I'm sick. I've caught the horrible cold that Facebook kindly informs me has been making the rounds of the greater New England area, and it has taken hold something fierce. I think I coughed for an hour straight last night, and I am not exaggerating for the sake of emphasis. I just coughed for an hour, without ceasing. Fortunately my husband sleeps like a log, so he wasn't disturbed by this. I don't have the respiratory ability to walk from the couch to the bathroom without losing my breath, so I haven't cooked or even washed the dishes in close to a week. (Ick.) I'm not telling you this for the sake of getting your sympathy - I'm sure folks in your area have had similar problems, and there are folks who are a lot sicker than I am. I've at least got enough of my health and attention span to write up recipes again, and since I haven't been cooking I can work on my backlog.
Of course, the backlog can be kind of frustrating.

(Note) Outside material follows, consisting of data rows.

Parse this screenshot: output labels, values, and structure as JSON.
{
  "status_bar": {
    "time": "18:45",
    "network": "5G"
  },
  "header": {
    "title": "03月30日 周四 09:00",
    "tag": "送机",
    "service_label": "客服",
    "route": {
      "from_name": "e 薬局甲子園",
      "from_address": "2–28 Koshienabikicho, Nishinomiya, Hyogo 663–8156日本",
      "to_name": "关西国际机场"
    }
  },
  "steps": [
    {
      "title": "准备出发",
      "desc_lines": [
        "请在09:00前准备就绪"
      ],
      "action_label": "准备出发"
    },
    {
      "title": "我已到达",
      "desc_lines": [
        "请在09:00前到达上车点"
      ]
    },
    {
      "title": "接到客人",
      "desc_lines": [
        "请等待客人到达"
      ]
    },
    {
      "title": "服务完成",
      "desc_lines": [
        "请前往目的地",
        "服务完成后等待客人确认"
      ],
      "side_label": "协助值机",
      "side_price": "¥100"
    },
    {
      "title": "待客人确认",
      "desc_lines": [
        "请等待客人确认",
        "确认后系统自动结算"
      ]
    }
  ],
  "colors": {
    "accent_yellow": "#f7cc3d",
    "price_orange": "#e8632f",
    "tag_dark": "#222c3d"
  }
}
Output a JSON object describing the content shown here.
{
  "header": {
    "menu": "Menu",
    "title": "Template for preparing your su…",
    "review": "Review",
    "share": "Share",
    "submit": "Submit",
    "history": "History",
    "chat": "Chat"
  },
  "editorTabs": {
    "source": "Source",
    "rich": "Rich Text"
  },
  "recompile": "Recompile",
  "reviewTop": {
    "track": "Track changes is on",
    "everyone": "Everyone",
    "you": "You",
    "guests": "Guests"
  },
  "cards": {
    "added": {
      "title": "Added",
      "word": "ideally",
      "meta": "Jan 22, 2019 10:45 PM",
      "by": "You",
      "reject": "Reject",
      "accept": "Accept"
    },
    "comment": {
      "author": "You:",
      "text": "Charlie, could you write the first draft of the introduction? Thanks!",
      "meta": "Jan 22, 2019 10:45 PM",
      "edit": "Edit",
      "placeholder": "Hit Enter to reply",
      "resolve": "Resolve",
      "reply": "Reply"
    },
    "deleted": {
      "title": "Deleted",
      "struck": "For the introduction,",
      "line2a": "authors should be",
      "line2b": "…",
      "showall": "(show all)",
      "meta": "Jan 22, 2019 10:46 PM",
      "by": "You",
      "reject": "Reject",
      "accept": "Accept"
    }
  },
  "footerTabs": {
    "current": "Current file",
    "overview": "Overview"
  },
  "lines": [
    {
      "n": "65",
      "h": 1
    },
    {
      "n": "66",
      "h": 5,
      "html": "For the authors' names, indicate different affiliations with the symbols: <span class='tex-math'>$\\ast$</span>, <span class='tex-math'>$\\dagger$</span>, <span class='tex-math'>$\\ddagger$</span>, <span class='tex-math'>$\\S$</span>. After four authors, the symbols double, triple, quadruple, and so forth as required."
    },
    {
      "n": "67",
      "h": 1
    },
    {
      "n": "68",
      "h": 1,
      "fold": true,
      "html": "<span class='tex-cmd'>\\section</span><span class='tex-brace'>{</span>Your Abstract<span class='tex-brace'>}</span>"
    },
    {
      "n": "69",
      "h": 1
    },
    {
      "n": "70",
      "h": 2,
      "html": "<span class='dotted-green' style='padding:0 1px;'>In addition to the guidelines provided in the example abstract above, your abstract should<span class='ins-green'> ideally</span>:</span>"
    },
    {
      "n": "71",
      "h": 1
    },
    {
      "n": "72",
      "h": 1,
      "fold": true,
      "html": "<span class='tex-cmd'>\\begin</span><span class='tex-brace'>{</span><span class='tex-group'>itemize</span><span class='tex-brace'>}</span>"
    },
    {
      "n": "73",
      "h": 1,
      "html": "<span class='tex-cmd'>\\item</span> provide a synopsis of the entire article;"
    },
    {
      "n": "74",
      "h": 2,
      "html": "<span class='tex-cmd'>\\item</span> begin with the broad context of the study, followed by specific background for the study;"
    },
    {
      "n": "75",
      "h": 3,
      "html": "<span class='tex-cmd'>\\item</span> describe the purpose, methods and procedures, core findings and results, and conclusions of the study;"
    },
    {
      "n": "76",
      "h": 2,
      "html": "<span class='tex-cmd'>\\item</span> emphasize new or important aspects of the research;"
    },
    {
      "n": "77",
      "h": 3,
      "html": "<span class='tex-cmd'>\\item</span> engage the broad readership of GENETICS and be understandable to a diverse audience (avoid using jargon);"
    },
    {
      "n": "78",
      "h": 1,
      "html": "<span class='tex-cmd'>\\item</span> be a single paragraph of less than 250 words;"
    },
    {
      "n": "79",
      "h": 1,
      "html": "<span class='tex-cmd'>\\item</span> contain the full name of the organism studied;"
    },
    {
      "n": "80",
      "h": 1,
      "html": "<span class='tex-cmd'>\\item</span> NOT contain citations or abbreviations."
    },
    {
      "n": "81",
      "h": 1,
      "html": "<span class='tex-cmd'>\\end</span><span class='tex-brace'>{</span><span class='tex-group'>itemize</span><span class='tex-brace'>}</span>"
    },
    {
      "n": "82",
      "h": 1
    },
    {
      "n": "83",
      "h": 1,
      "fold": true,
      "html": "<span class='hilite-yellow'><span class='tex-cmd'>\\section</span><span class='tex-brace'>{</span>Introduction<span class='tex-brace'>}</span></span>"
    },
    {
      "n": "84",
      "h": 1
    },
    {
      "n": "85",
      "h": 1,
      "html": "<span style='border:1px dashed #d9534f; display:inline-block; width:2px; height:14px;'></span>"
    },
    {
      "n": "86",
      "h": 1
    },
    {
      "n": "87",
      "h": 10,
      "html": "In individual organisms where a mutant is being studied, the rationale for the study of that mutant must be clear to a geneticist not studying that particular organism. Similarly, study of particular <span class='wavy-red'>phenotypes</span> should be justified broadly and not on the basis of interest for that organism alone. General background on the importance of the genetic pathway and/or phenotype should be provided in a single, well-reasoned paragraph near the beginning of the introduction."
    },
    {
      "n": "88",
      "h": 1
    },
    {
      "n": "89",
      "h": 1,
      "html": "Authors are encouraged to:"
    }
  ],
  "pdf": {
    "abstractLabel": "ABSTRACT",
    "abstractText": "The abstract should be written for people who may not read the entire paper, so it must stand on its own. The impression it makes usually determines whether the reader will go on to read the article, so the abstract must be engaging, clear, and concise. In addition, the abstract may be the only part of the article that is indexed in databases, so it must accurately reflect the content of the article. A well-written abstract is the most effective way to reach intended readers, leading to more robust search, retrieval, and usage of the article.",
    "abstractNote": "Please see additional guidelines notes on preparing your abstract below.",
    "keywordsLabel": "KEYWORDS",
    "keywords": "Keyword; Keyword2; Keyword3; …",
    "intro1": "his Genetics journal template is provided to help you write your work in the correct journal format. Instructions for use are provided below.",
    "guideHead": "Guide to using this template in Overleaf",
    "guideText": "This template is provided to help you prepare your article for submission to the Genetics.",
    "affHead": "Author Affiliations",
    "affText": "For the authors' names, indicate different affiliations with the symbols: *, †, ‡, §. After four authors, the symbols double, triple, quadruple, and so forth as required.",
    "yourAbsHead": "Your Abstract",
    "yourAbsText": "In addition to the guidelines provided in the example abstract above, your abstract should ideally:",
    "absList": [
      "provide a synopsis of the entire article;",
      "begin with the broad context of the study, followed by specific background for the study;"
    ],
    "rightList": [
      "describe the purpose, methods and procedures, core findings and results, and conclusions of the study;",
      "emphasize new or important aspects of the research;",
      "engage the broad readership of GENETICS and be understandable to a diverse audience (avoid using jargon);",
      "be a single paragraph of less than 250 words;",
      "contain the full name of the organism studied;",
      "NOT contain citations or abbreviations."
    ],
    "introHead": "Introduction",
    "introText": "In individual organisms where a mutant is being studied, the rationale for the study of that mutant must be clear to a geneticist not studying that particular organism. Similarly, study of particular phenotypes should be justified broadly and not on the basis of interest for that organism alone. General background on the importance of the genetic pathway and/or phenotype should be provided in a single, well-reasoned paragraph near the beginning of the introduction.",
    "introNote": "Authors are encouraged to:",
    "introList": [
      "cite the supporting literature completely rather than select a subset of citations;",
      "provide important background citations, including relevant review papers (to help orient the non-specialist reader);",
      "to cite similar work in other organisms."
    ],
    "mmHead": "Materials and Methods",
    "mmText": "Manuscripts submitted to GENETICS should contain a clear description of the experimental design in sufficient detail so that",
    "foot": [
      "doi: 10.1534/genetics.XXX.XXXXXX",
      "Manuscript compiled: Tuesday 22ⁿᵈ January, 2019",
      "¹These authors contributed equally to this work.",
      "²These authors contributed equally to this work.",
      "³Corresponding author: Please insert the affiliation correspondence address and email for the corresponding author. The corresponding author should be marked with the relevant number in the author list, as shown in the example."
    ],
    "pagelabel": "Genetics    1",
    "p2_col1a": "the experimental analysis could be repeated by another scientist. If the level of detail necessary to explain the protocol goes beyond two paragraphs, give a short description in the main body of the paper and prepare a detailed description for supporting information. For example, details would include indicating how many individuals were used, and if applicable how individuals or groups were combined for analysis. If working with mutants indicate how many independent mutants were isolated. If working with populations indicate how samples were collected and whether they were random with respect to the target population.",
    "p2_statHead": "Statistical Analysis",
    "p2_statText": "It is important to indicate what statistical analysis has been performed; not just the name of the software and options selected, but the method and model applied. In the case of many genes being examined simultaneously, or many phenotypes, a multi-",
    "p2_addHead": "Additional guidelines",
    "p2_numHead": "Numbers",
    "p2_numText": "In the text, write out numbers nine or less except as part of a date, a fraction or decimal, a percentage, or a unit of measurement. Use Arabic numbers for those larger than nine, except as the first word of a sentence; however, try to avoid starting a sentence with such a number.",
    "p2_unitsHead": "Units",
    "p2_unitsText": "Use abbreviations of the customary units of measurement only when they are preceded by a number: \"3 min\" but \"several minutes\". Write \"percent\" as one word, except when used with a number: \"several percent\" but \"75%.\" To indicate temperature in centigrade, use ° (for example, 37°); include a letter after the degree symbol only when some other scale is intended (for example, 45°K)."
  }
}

This recipe dates back to November. I made it for a dinner we served to a friend who came by for a pleasant evening, right before we brought my computer into the shop for a two-week stint in the Apple Hospital. In the intervening weeks the notes from that recipe have become lost. I clearly wasn't expecting a lot of time to pass between cooking and writing, because I've been taking pictures of the notes when I photograph the finished product so I don't get confused. I distinctly recall having referred to Christine Ferber's Mes Tartes when I made this recipe, but none of the quince recipes in the book match this tart. I suspect that I cobbled together a kind of Frankenstein's Tart of little treats, pulling a little from here and a little from there. It sounds like something I would do. The closest thing I can find to what I would have done is this recipe, but it isn't the tart I made either.
At any rate, I can remember what this tart tasted like. It was pretty delicious, if I do say so myself. I'll grant that I'm a quince junkie, willing to eat just about anything with a quince in it, but this was really special. For a dessert that contained no chocolate whatsoever I would cheerfully eat it again and again. In fact, if I'm feeling up to pastry by the weekend perhaps I'll do just that. I used a family recipe for the pie crust, in a whole-wheat version of course. I do think that an almond cream would have worked better than vanilla, but my daughter is still prohibited from eating almonds and the vanilla certainly didn't taste like second best.
Quince Tart with Vanilla Cream (serves 8; approx. $0.59/serving)
1 single-crust pie crust of your choice
4 quinces, peeled, seeded and thinly sliced
2 cups sweet wine
1/2 teaspoon ground cardamom
1/4 teaspoon ground cinnamon
1/4 teaspoon ground allspice
2 cups plus 2 tablespoons whole milk
1/2 cup pus one tablespoon raw sugar
5 egg yolks
4 tablespoons heavy cream
5 tablespoons cornstarch
2 tablespoons vanilla extract
- Pie plate
- Rolling pin
- Spoon or ladle
- Plastic wrap
- Two saucepans
- Combine the wine and spices in one of the saucepans and bring to a simmer.
- Add the quince slices and simmer until just tender. This could take a while, but your house will smell great while you're doing it so that's okay. Note: I actually did this the day before I baked, stored the quinces in the poaching liquid in the refrigerator and proceeded the next day.
- Combine half of the sugar with the milk in the second saucepan and bring to a simmer over low heat. Stir until the sugar is dissolved.
- Combine the cornstarch, vanilla, egg yolks and cream along with the remaining sugar in the bowl. Whisk to thoroughly combine.
- Spoon or ladle a small amount of the hot milk mixture into the bowl and whisk to combine.
- Pour the egg mixture into the milk in the saucepan and whisk to combine. Heat over medium-low heat until a simmer is reached, then reduce heat and simmer.
- Cook, stirring constantly, until the mixture is thickened and smooth. This should take a minimum of ten minutes.
- Pour into a container, cover with plastic wrap and chill for at least half an hour before proceeding. Note: I also did this the day before I baked.
- When you're ready to bake, preheat your oven to 425︒.
- Roll out your pie crust by whatever method suits your skills and line your pie plate with it. Sometimes I like to paint the bottom of the crust with a little egg yolk. I read once that this helps to keep the crust from getting soggy. I don't know if this is actually helpful or if I'm deluding myself.
- Put the pastry cream on the bottom of the tart. Try to get the layer as even as possible.
- Arrange the quince slices in concentric circles on top of the cream or as close as you can get to it.
- Bake for about 30 - 45 minutes.
- Serve warm or cold.